Met Eireann have forecast a sudden change in our weather on Wednesday as “heavy and thundery” rain is set to lash parts of Ireland.
Expert Alan O’Reilly from Carlow Weather explained that there is a risk of thunder and “torrential” rain with spot flooding in places on Wednesday.
However he added that the latest forecast update was “positive” for the Bank Holiday weekend – but that a low pressure system was still lingering.
He said: “Tricky to forecast the rainfall Wednesday with risk of some thunderstorms. Many areas could escape most of the rain but others could see spot flooding with torrential downpours. Stay tuned for more updates as we get closer.
“Latest GFS weather model update is positive for the bank holiday weekend but it’s still hard to call with low pressure not far away!”
Meanwhile today looks set to be largely dry and bright in the east, although it will be wetter in the west with showers turning heavy at times.
A Met Eirenan forecaster said: “This morning, rain will continue over the western half of the country. Rain will clear during the afternoon but scattered showers will develop as it does, turning heavy at times. Highest temperatures there of 13 to 17 degrees in a light to moderate northerly breeze. Further east, it will be drier, brighter and warmer with spells of sunshine, though isolated showers may occur. Highest temperatures there of 18 to 22 degrees in a light to moderate easterly breeze.
“Showers in the west will ease early tonight leaving a largely dry night with a mix of cloud and clear spells. However, spells of showery rain will push into south Connacht, Munster and south Leinster towards morning. Lowest temperatures of 9 to 13 degrees in a light to moderate northeast to east breeze.
“Largely cloudy tomorrow with showery outbreaks of rain spreading northwards during the day, turning heavy and thundery at times with the risk of spot flooding. Dry spells will develop through the afternoon in Munster, Leinster and Connacht as the rain moves northwards. Highest temperatures of 16 to 20 degrees generally, but warmer over Ulster where there will be some early sunshine before the rain arrives, with highest temperatures of 19 to 21 degrees there. Moderate to fresh east to southeast winds.
“Remaining largely cloudy on Wednesday night with just occasional clear spells. Showers over Ulster will clear northwards early on, leaving a generally dry night, but further scattered showers will develop towards morning. Lowest temperatures of 9 to 13 degrees in light to moderate southerly.”

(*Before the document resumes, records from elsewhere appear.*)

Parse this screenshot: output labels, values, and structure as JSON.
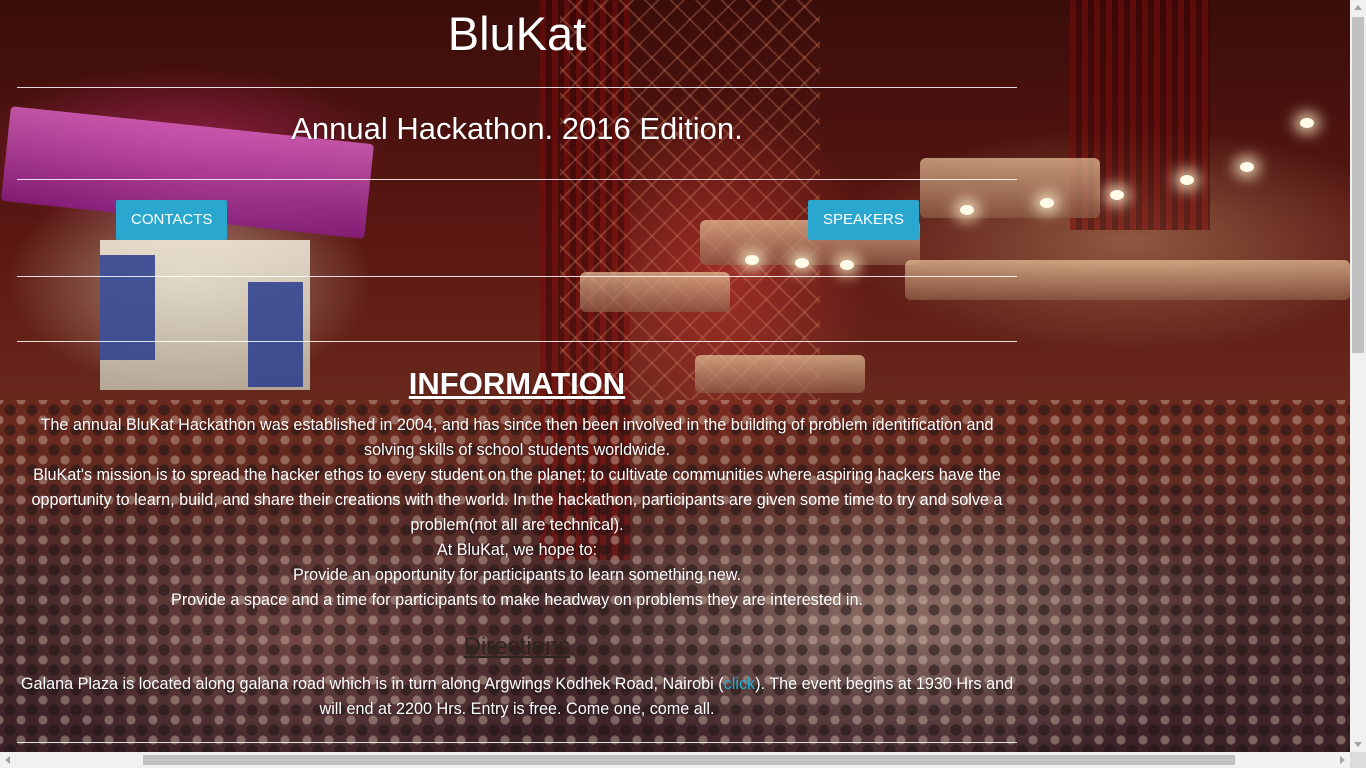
{
  "page": {
    "title": "BluKat",
    "subtitle": "Annual Hackathon. 2016 Edition."
  },
  "nav": {
    "contacts_label": "CONTACTS",
    "speakers_label": "SPEAKERS",
    "button_color": "#2aa7cf"
  },
  "information": {
    "heading": "INFORMATION",
    "lines": [
      "The annual BluKat Hackathon was established in 2004, and has since then been involved in the building of problem identification and solving skills of school students worldwide.",
      "BluKat's mission is to spread the hacker ethos to every student on the planet; to cultivate communities where aspiring hackers have the opportunity to learn, build, and share their creations with the world. In the hackathon, participants are given some time to try and solve a problem(not all are technical).",
      "At BluKat, we hope to:",
      "Provide an opportunity for participants to learn something new.",
      "Provide a space and a time for participants to make headway on problems they are interested in."
    ]
  },
  "directions": {
    "heading": "Directions",
    "text_before": "Galana Plaza is located along galana road which is in turn along Argwings Kodhek Road, Nairobi (",
    "link_label": "click",
    "text_after": "). The event begins at 1930 Hrs and will end at 2200 Hrs. Entry is free. Come one, come all.",
    "link_color": "#22b5d9"
  }
}
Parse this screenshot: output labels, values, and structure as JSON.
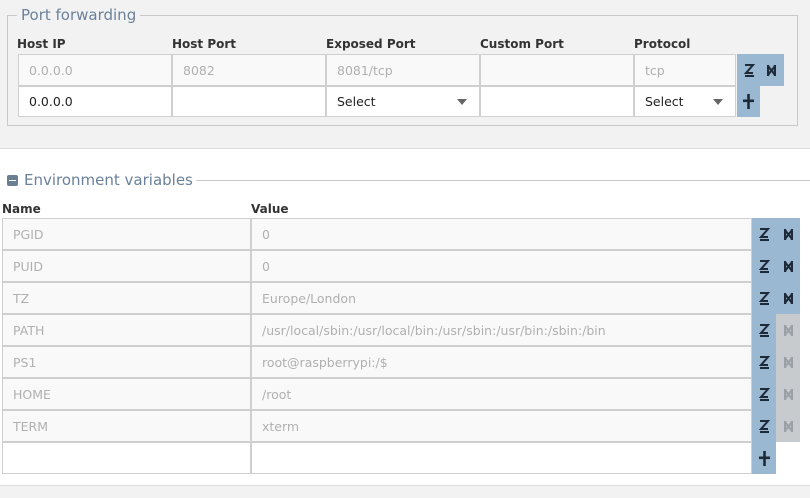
{
  "port_forwarding": {
    "title": "Port forwarding",
    "headers": {
      "host_ip": "Host IP",
      "host_port": "Host Port",
      "exposed_port": "Exposed Port",
      "custom_port": "Custom Port",
      "protocol": "Protocol"
    },
    "existing": {
      "host_ip": "0.0.0.0",
      "host_port": "8082",
      "exposed_port": "8081/tcp",
      "custom_port": "",
      "protocol": "tcp"
    },
    "new_row": {
      "host_ip": "0.0.0.0",
      "host_port": "",
      "exposed_port": "Select",
      "custom_port": "",
      "protocol": "Select"
    }
  },
  "env": {
    "title": "Environment variables",
    "headers": {
      "name": "Name",
      "value": "Value"
    },
    "rows": [
      {
        "name": "PGID",
        "value": "0",
        "removable": true
      },
      {
        "name": "PUID",
        "value": "0",
        "removable": true
      },
      {
        "name": "TZ",
        "value": "Europe/London",
        "removable": true
      },
      {
        "name": "PATH",
        "value": "/usr/local/sbin:/usr/local/bin:/usr/sbin:/usr/bin:/sbin:/bin",
        "removable": false
      },
      {
        "name": "PS1",
        "value": "root@raspberrypi:/$",
        "removable": false
      },
      {
        "name": "HOME",
        "value": "/root",
        "removable": false
      },
      {
        "name": "TERM",
        "value": "xterm",
        "removable": false
      }
    ],
    "new_row": {
      "name": "",
      "value": ""
    }
  },
  "icons": {
    "edit": "edit-icon",
    "remove": "remove-icon",
    "add": "add-icon",
    "collapse": "collapse-icon"
  },
  "colors": {
    "action_active": "#9bb8d3",
    "action_disabled": "#c8cbcd",
    "legend": "#6b8199"
  }
}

And for the rest of the week conditions will remain slightly more unsettled than in recent days, although temperatures will stay relatively high and there will still be plenty of sunny spells.
The outlook for next week will see a mix of sunshine and showers, with temperatures in the “mid to high teens”.
A forecaster added: “A brighter day on Thursday with a mix of sunny spells and scattered showers, most frequent over Munster and Connacht. A cooler day generally with highest temperatures of 13 to 18 degrees, warmest over Ulster, in moderate southerly winds.
“A mostly dry night with clear spells, though it will be cloudier in the west and south with scattered light showers. Lowest temperatures of 8 to 11 degrees.
“Largely dry with sunny spells to start on Friday, apart from showery rain in the southwest. Outbreaks of rain will become widespread through the morning and afternoon, but some eastern areas will hold dry. Highest temperatures of 14 to 17 degrees in moderate to fresh southerly winds.
“Becoming largely dry on Friday night with clear spells as outbreaks of rain clear eastwards. However, there will be some lingering patches of light rain or drizzle. Lowest temperatures of 8 to 12 degrees.
“Saturday will bring a mix of scattered showers and sunny spells. Highest temperatures of 14 to 17 degrees over the northwestern half of the country, but warmer in the best of the sunny spells further southeast with highest temperatures of 17 to 19 degrees.
“A mix of scattered showers and sunny spells for Sunday and early next week, with temperatures generally in the mid to high teens.”